**BRIEF**
Exactly as they stand, set down all of the records again.
*** Block opens ***
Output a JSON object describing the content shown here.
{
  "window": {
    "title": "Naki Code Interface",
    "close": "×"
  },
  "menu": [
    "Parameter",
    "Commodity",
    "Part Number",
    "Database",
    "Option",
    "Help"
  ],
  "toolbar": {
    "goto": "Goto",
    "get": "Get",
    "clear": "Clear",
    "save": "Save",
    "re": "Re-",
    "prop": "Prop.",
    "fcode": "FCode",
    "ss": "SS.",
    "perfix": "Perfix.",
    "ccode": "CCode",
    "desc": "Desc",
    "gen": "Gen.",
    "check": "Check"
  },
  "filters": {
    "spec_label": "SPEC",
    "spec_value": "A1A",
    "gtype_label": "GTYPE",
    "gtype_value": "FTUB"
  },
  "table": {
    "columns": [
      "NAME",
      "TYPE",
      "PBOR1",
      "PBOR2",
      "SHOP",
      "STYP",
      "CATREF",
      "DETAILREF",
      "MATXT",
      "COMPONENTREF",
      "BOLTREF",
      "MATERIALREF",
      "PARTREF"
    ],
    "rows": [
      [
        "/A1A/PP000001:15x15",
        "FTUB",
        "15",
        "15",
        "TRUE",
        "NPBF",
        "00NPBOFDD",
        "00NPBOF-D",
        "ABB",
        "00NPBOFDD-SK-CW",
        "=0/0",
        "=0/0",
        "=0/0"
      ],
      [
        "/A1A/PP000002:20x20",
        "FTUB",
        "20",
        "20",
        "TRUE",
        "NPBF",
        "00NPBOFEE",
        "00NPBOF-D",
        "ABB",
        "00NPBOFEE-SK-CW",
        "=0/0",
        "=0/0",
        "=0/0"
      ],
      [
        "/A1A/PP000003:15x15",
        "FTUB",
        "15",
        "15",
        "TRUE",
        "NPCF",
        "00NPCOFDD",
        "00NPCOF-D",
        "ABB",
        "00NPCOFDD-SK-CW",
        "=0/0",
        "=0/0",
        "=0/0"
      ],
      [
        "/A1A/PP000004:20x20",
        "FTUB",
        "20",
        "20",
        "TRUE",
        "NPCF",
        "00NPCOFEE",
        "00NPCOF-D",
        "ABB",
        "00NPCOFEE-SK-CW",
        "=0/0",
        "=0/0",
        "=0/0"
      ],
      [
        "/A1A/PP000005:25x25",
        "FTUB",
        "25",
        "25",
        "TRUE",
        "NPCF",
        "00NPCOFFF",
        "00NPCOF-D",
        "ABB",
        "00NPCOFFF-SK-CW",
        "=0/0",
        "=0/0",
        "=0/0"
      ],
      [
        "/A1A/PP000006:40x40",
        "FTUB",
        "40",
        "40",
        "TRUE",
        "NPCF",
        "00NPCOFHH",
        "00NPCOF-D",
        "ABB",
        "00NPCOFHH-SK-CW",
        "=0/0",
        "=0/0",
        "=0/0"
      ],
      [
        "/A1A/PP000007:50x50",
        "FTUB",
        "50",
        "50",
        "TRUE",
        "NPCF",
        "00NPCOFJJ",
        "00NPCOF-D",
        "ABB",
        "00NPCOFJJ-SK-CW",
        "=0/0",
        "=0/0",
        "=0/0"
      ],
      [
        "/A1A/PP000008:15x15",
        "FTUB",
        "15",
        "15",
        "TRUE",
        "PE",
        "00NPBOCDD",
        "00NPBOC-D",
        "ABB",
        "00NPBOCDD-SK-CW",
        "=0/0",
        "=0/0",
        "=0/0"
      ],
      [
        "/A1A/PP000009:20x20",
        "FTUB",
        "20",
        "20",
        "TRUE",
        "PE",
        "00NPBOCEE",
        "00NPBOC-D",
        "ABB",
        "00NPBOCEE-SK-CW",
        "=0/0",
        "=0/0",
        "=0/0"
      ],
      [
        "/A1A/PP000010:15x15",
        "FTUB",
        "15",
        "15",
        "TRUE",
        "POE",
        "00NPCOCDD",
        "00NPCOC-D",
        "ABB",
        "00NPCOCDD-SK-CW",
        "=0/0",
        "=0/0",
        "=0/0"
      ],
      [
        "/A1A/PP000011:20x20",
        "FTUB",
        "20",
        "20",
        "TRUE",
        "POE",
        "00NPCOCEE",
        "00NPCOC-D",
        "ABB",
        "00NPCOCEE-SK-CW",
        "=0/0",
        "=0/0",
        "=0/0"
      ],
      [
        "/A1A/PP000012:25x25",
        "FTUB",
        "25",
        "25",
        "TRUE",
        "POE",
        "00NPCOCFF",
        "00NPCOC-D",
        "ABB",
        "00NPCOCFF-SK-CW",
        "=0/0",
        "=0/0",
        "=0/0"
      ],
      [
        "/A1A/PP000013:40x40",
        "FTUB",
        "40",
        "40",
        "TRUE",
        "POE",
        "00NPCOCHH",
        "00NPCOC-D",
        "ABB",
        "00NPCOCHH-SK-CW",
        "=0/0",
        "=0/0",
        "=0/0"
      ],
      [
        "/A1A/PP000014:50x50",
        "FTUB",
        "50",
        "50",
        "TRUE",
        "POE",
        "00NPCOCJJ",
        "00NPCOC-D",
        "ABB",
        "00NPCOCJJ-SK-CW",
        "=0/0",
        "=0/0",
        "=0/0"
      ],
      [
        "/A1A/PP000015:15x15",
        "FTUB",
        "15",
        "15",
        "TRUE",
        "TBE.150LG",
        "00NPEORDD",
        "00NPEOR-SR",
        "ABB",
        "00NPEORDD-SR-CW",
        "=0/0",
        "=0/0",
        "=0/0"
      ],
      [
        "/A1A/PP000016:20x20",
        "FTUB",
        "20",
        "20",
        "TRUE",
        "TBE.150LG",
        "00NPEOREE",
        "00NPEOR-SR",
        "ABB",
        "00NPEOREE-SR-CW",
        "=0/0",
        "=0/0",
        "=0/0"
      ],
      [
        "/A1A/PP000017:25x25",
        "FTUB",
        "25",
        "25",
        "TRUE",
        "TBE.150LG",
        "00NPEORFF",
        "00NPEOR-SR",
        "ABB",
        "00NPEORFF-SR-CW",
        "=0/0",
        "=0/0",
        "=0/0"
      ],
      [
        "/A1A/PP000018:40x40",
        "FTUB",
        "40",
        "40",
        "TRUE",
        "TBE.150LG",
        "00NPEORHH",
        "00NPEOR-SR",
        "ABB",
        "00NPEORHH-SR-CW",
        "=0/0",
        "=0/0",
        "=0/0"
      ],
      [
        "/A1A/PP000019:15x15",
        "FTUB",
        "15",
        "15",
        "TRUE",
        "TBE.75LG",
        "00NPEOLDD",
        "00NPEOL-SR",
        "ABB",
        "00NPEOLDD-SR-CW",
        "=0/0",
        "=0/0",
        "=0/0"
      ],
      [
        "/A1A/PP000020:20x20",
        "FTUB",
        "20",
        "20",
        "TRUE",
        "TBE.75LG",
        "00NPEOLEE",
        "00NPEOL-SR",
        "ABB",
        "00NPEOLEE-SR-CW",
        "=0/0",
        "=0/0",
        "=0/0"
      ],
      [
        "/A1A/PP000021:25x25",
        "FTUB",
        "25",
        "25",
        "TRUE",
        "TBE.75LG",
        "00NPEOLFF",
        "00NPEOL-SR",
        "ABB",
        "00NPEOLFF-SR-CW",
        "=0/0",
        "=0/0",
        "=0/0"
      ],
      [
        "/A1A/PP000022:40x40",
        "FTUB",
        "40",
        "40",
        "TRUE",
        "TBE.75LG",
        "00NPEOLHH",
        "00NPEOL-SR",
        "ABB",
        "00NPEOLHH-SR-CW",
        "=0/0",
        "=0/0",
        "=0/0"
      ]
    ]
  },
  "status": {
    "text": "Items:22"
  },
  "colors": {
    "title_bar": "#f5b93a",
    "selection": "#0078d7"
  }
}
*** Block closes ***
**RESULT**
Output a JSON object describing the content shown here.
{
  "window": {
    "title": "Naki Code Interface",
    "close": "×"
  },
  "menu": [
    "Parameter",
    "Commodity",
    "Part Number",
    "Database",
    "Option",
    "Help"
  ],
  "toolbar": {
    "goto": "Goto",
    "get": "Get",
    "clear": "Clear",
    "save": "Save",
    "re": "Re-",
    "prop": "Prop.",
    "fcode": "FCode",
    "ss": "SS.",
    "perfix": "Perfix.",
    "ccode": "CCode",
    "desc": "Desc",
    "gen": "Gen.",
    "check": "Check"
  },
  "filters": {
    "spec_label": "SPEC",
    "spec_value": "A1A",
    "gtype_label": "GTYPE",
    "gtype_value": "FTUB"
  },
  "table": {
    "columns": [
      "NAME",
      "TYPE",
      "PBOR1",
      "PBOR2",
      "SHOP",
      "STYP",
      "CATREF",
      "DETAILREF",
      "MATXT",
      "COMPONENTREF",
      "BOLTREF",
      "MATERIALREF",
      "PARTREF"
    ],
    "rows": [
      [
        "/A1A/PP000001:15x15",
        "FTUB",
        "15",
        "15",
        "TRUE",
        "NPBF",
        "00NPBOFDD",
        "00NPBOF-D",
        "ABB",
        "00NPBOFDD-SK-CW",
        "=0/0",
        "=0/0",
        "=0/0"
      ],
      [
        "/A1A/PP000002:20x20",
        "FTUB",
        "20",
        "20",
        "TRUE",
        "NPBF",
        "00NPBOFEE",
        "00NPBOF-D",
        "ABB",
        "00NPBOFEE-SK-CW",
        "=0/0",
        "=0/0",
        "=0/0"
      ],
      [
        "/A1A/PP000003:15x15",
        "FTUB",
        "15",
        "15",
        "TRUE",
        "NPCF",
        "00NPCOFDD",
        "00NPCOF-D",
        "ABB",
        "00NPCOFDD-SK-CW",
        "=0/0",
        "=0/0",
        "=0/0"
      ],
      [
        "/A1A/PP000004:20x20",
        "FTUB",
        "20",
        "20",
        "TRUE",
        "NPCF",
        "00NPCOFEE",
        "00NPCOF-D",
        "ABB",
        "00NPCOFEE-SK-CW",
        "=0/0",
        "=0/0",
        "=0/0"
      ],
      [
        "/A1A/PP000005:25x25",
        "FTUB",
        "25",
        "25",
        "TRUE",
        "NPCF",
        "00NPCOFFF",
        "00NPCOF-D",
        "ABB",
        "00NPCOFFF-SK-CW",
        "=0/0",
        "=0/0",
        "=0/0"
      ],
      [
        "/A1A/PP000006:40x40",
        "FTUB",
        "40",
        "40",
        "TRUE",
        "NPCF",
        "00NPCOFHH",
        "00NPCOF-D",
        "ABB",
        "00NPCOFHH-SK-CW",
        "=0/0",
        "=0/0",
        "=0/0"
      ],
      [
        "/A1A/PP000007:50x50",
        "FTUB",
        "50",
        "50",
        "TRUE",
        "NPCF",
        "00NPCOFJJ",
        "00NPCOF-D",
        "ABB",
        "00NPCOFJJ-SK-CW",
        "=0/0",
        "=0/0",
        "=0/0"
      ],
      [
        "/A1A/PP000008:15x15",
        "FTUB",
        "15",
        "15",
        "TRUE",
        "PE",
        "00NPBOCDD",
        "00NPBOC-D",
        "ABB",
        "00NPBOCDD-SK-CW",
        "=0/0",
        "=0/0",
        "=0/0"
      ],
      [
        "/A1A/PP000009:20x20",
        "FTUB",
        "20",
        "20",
        "TRUE",
        "PE",
        "00NPBOCEE",
        "00NPBOC-D",
        "ABB",
        "00NPBOCEE-SK-CW",
        "=0/0",
        "=0/0",
        "=0/0"
      ],
      [
        "/A1A/PP000010:15x15",
        "FTUB",
        "15",
        "15",
        "TRUE",
        "POE",
        "00NPCOCDD",
        "00NPCOC-D",
        "ABB",
        "00NPCOCDD-SK-CW",
        "=0/0",
        "=0/0",
        "=0/0"
      ],
      [
        "/A1A/PP000011:20x20",
        "FTUB",
        "20",
        "20",
        "TRUE",
        "POE",
        "00NPCOCEE",
        "00NPCOC-D",
        "ABB",
        "00NPCOCEE-SK-CW",
        "=0/0",
        "=0/0",
        "=0/0"
      ],
      [
        "/A1A/PP000012:25x25",
        "FTUB",
        "25",
        "25",
        "TRUE",
        "POE",
        "00NPCOCFF",
        "00NPCOC-D",
        "ABB",
        "00NPCOCFF-SK-CW",
        "=0/0",
        "=0/0",
        "=0/0"
      ],
      [
        "/A1A/PP000013:40x40",
        "FTUB",
        "40",
        "40",
        "TRUE",
        "POE",
        "00NPCOCHH",
        "00NPCOC-D",
        "ABB",
        "00NPCOCHH-SK-CW",
        "=0/0",
        "=0/0",
        "=0/0"
      ],
      [
        "/A1A/PP000014:50x50",
        "FTUB",
        "50",
        "50",
        "TRUE",
        "POE",
        "00NPCOCJJ",
        "00NPCOC-D",
        "ABB",
        "00NPCOCJJ-SK-CW",
        "=0/0",
        "=0/0",
        "=0/0"
      ],
      [
        "/A1A/PP000015:15x15",
        "FTUB",
        "15",
        "15",
        "TRUE",
        "TBE.150LG",
        "00NPEORDD",
        "00NPEOR-SR",
        "ABB",
        "00NPEORDD-SR-CW",
        "=0/0",
        "=0/0",
        "=0/0"
      ],
      [
        "/A1A/PP000016:20x20",
        "FTUB",
        "20",
        "20",
        "TRUE",
        "TBE.150LG",
        "00NPEOREE",
        "00NPEOR-SR",
        "ABB",
        "00NPEOREE-SR-CW",
        "=0/0",
        "=0/0",
        "=0/0"
      ],
      [
        "/A1A/PP000017:25x25",
        "FTUB",
        "25",
        "25",
        "TRUE",
        "TBE.150LG",
        "00NPEORFF",
        "00NPEOR-SR",
        "ABB",
        "00NPEORFF-SR-CW",
        "=0/0",
        "=0/0",
        "=0/0"
      ],
      [
        "/A1A/PP000018:40x40",
        "FTUB",
        "40",
        "40",
        "TRUE",
        "TBE.150LG",
        "00NPEORHH",
        "00NPEOR-SR",
        "ABB",
        "00NPEORHH-SR-CW",
        "=0/0",
        "=0/0",
        "=0/0"
      ],
      [
        "/A1A/PP000019:15x15",
        "FTUB",
        "15",
        "15",
        "TRUE",
        "TBE.75LG",
        "00NPEOLDD",
        "00NPEOL-SR",
        "ABB",
        "00NPEOLDD-SR-CW",
        "=0/0",
        "=0/0",
        "=0/0"
      ],
      [
        "/A1A/PP000020:20x20",
        "FTUB",
        "20",
        "20",
        "TRUE",
        "TBE.75LG",
        "00NPEOLEE",
        "00NPEOL-SR",
        "ABB",
        "00NPEOLEE-SR-CW",
        "=0/0",
        "=0/0",
        "=0/0"
      ],
      [
        "/A1A/PP000021:25x25",
        "FTUB",
        "25",
        "25",
        "TRUE",
        "TBE.75LG",
        "00NPEOLFF",
        "00NPEOL-SR",
        "ABB",
        "00NPEOLFF-SR-CW",
        "=0/0",
        "=0/0",
        "=0/0"
      ],
      [
        "/A1A/PP000022:40x40",
        "FTUB",
        "40",
        "40",
        "TRUE",
        "TBE.75LG",
        "00NPEOLHH",
        "00NPEOL-SR",
        "ABB",
        "00NPEOLHH-SR-CW",
        "=0/0",
        "=0/0",
        "=0/0"
      ]
    ]
  },
  "status": {
    "text": "Items:22"
  },
  "colors": {
    "title_bar": "#f5b93a",
    "selection": "#0078d7"
  }
}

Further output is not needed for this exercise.